### Problem:
Scan the material that follows for lines with "myCryptoPassword". Answer with how many there are, nothing else.
--
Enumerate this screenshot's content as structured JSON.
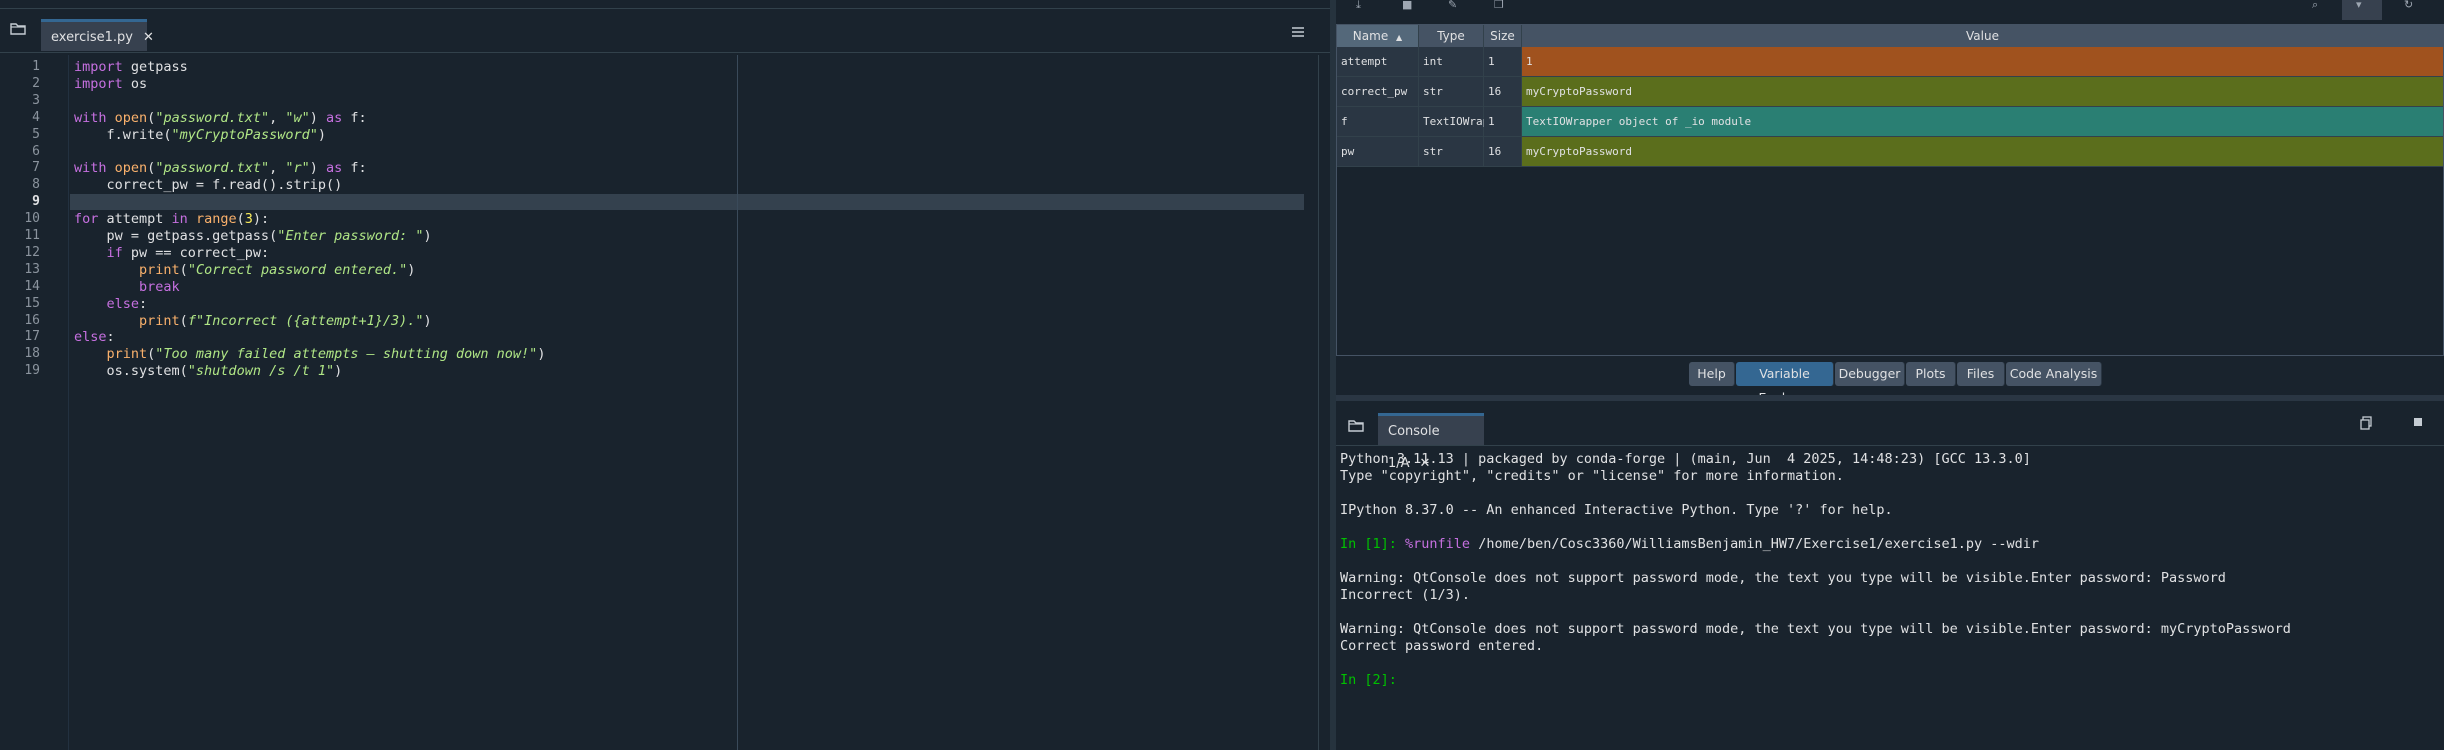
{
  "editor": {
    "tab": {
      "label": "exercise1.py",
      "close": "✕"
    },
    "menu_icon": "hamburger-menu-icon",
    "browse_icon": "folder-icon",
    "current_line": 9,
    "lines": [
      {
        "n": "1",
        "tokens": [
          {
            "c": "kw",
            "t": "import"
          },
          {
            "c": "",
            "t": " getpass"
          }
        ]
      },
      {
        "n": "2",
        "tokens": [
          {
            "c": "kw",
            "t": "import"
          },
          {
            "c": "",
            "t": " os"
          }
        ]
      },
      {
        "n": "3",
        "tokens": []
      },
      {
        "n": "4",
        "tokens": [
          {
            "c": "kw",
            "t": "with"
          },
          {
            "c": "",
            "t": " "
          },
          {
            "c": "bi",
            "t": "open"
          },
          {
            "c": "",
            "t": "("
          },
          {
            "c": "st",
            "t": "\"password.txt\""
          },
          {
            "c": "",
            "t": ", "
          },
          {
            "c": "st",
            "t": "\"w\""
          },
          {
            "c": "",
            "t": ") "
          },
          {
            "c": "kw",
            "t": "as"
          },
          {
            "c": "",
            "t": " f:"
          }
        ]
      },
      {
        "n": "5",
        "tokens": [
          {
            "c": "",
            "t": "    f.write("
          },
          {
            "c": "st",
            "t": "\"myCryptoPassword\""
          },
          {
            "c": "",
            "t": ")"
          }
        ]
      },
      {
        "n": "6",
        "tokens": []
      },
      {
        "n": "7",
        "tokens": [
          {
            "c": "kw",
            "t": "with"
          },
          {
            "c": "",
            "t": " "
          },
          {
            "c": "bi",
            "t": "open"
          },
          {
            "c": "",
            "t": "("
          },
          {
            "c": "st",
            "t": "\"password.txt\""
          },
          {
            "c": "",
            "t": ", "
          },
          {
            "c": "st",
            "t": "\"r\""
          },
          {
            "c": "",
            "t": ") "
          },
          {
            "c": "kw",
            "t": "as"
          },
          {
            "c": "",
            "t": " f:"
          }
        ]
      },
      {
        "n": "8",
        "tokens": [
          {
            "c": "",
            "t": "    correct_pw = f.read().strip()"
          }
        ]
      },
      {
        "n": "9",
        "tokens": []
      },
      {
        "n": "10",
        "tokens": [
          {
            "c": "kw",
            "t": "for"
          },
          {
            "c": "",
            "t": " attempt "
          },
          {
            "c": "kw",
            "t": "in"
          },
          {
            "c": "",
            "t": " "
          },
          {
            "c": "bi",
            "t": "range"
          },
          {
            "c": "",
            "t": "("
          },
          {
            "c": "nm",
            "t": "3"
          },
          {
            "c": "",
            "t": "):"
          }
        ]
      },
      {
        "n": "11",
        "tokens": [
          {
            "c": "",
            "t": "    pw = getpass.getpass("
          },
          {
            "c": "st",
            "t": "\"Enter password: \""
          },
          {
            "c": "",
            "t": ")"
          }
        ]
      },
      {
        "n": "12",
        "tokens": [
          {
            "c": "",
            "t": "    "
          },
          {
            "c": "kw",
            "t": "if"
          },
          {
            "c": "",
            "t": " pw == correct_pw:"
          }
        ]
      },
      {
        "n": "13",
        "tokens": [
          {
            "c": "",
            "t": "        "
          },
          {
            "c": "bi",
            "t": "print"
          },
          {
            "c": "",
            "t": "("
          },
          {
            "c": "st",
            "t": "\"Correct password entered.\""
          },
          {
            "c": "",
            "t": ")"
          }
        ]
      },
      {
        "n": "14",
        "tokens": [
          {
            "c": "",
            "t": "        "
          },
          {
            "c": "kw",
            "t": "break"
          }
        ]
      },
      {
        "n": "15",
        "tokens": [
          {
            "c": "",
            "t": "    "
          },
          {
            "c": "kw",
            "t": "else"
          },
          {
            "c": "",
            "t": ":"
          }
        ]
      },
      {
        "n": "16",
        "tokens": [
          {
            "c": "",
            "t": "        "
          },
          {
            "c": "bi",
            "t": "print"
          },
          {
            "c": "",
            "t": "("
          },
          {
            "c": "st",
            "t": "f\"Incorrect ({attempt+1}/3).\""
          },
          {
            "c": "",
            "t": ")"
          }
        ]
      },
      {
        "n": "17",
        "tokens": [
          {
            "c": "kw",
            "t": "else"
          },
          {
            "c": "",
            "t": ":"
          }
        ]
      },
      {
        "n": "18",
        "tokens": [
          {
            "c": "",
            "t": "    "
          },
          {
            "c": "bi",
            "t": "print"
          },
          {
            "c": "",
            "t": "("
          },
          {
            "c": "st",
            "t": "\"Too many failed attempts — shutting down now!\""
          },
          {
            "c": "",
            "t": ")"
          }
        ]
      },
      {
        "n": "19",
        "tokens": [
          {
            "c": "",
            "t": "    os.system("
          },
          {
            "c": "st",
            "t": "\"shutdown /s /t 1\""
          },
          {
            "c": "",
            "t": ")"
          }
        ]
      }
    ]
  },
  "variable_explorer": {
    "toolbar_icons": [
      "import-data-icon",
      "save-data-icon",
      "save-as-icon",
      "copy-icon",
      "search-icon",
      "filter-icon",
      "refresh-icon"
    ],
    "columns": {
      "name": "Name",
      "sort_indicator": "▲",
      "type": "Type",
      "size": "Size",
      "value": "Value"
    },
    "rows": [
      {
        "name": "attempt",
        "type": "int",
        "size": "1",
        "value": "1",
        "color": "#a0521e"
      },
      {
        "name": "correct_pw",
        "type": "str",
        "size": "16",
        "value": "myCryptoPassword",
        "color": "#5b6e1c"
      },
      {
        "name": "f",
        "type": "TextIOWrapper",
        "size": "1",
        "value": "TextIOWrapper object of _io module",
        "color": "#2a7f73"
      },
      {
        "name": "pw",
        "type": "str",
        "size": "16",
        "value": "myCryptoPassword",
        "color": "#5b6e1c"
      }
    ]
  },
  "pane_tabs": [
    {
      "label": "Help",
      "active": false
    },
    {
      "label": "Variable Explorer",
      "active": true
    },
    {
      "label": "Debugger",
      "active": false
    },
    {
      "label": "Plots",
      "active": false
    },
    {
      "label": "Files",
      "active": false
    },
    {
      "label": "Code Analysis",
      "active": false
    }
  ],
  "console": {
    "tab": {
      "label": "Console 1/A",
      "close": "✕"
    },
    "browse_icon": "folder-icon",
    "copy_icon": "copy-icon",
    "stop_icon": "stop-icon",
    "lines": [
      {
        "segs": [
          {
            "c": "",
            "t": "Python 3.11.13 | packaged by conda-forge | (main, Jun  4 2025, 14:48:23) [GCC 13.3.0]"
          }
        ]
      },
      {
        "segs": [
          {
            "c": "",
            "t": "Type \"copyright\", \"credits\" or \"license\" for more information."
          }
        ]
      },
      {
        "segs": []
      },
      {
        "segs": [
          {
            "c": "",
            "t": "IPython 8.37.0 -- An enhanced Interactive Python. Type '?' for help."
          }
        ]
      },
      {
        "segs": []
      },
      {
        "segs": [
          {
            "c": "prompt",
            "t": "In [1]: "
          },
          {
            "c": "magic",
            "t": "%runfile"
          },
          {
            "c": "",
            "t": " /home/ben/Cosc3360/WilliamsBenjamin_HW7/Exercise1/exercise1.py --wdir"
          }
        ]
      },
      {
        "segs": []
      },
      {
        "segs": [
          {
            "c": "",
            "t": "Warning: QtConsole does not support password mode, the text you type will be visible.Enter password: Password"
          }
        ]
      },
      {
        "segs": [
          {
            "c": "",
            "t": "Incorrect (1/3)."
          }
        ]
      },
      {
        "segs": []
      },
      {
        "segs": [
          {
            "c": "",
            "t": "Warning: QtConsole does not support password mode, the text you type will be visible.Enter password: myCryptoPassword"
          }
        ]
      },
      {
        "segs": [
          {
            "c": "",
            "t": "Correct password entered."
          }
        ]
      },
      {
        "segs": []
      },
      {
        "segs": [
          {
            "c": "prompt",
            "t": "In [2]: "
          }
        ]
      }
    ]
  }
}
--
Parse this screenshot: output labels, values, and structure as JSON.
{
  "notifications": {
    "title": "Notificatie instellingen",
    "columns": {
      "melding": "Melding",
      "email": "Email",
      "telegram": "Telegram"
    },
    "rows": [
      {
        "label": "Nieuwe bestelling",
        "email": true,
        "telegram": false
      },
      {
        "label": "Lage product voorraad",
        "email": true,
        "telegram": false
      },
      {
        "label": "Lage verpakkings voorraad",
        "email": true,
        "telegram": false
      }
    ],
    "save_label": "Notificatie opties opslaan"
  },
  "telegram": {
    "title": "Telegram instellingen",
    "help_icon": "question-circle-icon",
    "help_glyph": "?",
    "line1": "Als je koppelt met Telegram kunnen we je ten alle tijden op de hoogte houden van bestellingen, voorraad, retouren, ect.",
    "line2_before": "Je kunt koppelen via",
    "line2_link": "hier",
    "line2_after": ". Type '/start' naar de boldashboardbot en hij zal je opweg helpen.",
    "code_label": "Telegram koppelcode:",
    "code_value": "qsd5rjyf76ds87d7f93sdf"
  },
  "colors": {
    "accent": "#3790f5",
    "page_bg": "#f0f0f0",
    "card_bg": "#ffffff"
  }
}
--
### Answer to the problem:
4